The clientele is mostly Japanese, being in Torrance, and the decor is new and very clean–a wooden counter and black-and-marble tables. Rather brightly lit, though.
Omakase runs $60-75.
Sushi Ken [South Bay]
22831 Hawthorne Blvd. # Bi, Torrance
Outstanding sushi joint
Pomegranates are in season, and their seeds provide little bursts of tart flavor that complements both savory and sweet flavors.
They are good paired with oatmeal, yogurt, or cottage cheese; or have some over vanilla ice cream. They mix well with grain salads, and they’re a natural garnish for any recipe that calls for pomegranate molasses.
Cook them into a compote to accompany pancakes and waffles, suggests, Sam Fujisaka, who says the same compote goes well with ham, pork chops, or lamb.
pescatarian uses them on crostini: slice baguette and top with brie; broil until the brie begins to melt, then sprinkle with pomegranate seeds.

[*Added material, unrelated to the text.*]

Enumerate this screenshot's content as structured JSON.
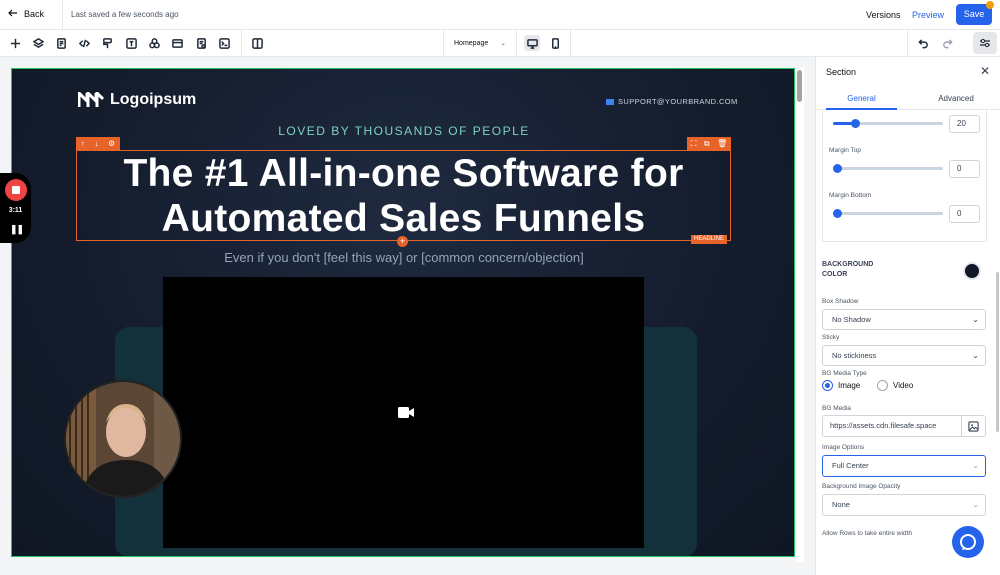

Pomegranate seeds are wonderful in salads: try them with shaved apples and fennel; with arugula, pine nuts, and crumbled feta with a citrusy vinaigrette; or with shredded green apple and toasted slivered almonds over crisp lettuce with.a dressing of lemon, grainy mustard, honey, and olive oil.
Ideas for pomegranate seeds?